** Exercise prompt **
Every record below must be set down again exactly as given.

** Given records **
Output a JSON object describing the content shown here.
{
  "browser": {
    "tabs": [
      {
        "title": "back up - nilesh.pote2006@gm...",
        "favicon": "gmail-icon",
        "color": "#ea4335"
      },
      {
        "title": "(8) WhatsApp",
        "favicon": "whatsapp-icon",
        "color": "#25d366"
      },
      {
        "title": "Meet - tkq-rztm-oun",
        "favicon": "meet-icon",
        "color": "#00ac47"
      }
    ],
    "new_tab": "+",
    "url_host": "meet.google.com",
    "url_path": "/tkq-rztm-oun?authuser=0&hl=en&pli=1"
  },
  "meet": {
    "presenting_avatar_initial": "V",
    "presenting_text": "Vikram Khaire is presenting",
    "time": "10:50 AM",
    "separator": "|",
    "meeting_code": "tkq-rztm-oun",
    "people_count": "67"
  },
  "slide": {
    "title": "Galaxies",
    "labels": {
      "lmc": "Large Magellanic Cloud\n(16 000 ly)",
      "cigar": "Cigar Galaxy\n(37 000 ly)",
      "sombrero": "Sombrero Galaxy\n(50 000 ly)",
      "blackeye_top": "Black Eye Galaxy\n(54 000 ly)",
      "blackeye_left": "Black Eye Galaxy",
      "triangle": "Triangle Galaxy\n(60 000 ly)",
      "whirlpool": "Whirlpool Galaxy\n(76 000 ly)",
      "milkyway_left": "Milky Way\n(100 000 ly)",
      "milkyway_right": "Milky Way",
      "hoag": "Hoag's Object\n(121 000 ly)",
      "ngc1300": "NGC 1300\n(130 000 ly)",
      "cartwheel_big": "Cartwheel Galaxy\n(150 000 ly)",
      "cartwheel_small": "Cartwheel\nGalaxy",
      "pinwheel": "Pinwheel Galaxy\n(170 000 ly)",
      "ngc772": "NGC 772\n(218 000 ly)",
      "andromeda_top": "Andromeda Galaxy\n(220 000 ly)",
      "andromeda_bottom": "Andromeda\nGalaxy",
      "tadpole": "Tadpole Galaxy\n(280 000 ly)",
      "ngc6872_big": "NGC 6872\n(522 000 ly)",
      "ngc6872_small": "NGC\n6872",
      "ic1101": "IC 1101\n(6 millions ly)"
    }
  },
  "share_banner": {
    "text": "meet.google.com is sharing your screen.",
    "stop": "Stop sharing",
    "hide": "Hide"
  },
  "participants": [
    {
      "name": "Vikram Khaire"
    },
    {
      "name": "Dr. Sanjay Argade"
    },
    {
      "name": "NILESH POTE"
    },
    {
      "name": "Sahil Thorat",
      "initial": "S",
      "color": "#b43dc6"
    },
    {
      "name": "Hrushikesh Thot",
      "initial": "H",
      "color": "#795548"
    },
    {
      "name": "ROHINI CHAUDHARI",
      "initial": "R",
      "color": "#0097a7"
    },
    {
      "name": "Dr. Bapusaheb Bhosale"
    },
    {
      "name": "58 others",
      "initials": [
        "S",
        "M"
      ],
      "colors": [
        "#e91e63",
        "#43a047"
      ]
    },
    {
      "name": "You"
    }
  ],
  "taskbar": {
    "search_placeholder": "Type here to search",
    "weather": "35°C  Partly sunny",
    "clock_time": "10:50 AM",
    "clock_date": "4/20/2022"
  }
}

** Written response **
Output a JSON object describing the content shown here.
{
  "browser": {
    "tabs": [
      {
        "title": "back up - nilesh.pote2006@gm...",
        "favicon": "gmail-icon",
        "color": "#ea4335"
      },
      {
        "title": "(8) WhatsApp",
        "favicon": "whatsapp-icon",
        "color": "#25d366"
      },
      {
        "title": "Meet - tkq-rztm-oun",
        "favicon": "meet-icon",
        "color": "#00ac47"
      }
    ],
    "new_tab": "+",
    "url_host": "meet.google.com",
    "url_path": "/tkq-rztm-oun?authuser=0&hl=en&pli=1"
  },
  "meet": {
    "presenting_avatar_initial": "V",
    "presenting_text": "Vikram Khaire is presenting",
    "time": "10:50 AM",
    "separator": "|",
    "meeting_code": "tkq-rztm-oun",
    "people_count": "67"
  },
  "slide": {
    "title": "Galaxies",
    "labels": {
      "lmc": "Large Magellanic Cloud\n(16 000 ly)",
      "cigar": "Cigar Galaxy\n(37 000 ly)",
      "sombrero": "Sombrero Galaxy\n(50 000 ly)",
      "blackeye_top": "Black Eye Galaxy\n(54 000 ly)",
      "blackeye_left": "Black Eye Galaxy",
      "triangle": "Triangle Galaxy\n(60 000 ly)",
      "whirlpool": "Whirlpool Galaxy\n(76 000 ly)",
      "milkyway_left": "Milky Way\n(100 000 ly)",
      "milkyway_right": "Milky Way",
      "hoag": "Hoag's Object\n(121 000 ly)",
      "ngc1300": "NGC 1300\n(130 000 ly)",
      "cartwheel_big": "Cartwheel Galaxy\n(150 000 ly)",
      "cartwheel_small": "Cartwheel\nGalaxy",
      "pinwheel": "Pinwheel Galaxy\n(170 000 ly)",
      "ngc772": "NGC 772\n(218 000 ly)",
      "andromeda_top": "Andromeda Galaxy\n(220 000 ly)",
      "andromeda_bottom": "Andromeda\nGalaxy",
      "tadpole": "Tadpole Galaxy\n(280 000 ly)",
      "ngc6872_big": "NGC 6872\n(522 000 ly)",
      "ngc6872_small": "NGC\n6872",
      "ic1101": "IC 1101\n(6 millions ly)"
    }
  },
  "share_banner": {
    "text": "meet.google.com is sharing your screen.",
    "stop": "Stop sharing",
    "hide": "Hide"
  },
  "participants": [
    {
      "name": "Vikram Khaire"
    },
    {
      "name": "Dr. Sanjay Argade"
    },
    {
      "name": "NILESH POTE"
    },
    {
      "name": "Sahil Thorat",
      "initial": "S",
      "color": "#b43dc6"
    },
    {
      "name": "Hrushikesh Thot",
      "initial": "H",
      "color": "#795548"
    },
    {
      "name": "ROHINI CHAUDHARI",
      "initial": "R",
      "color": "#0097a7"
    },
    {
      "name": "Dr. Bapusaheb Bhosale"
    },
    {
      "name": "58 others",
      "initials": [
        "S",
        "M"
      ],
      "colors": [
        "#e91e63",
        "#43a047"
      ]
    },
    {
      "name": "You"
    }
  ],
  "taskbar": {
    "search_placeholder": "Type here to search",
    "weather": "35°C  Partly sunny",
    "clock_time": "10:50 AM",
    "clock_date": "4/20/2022"
  }
}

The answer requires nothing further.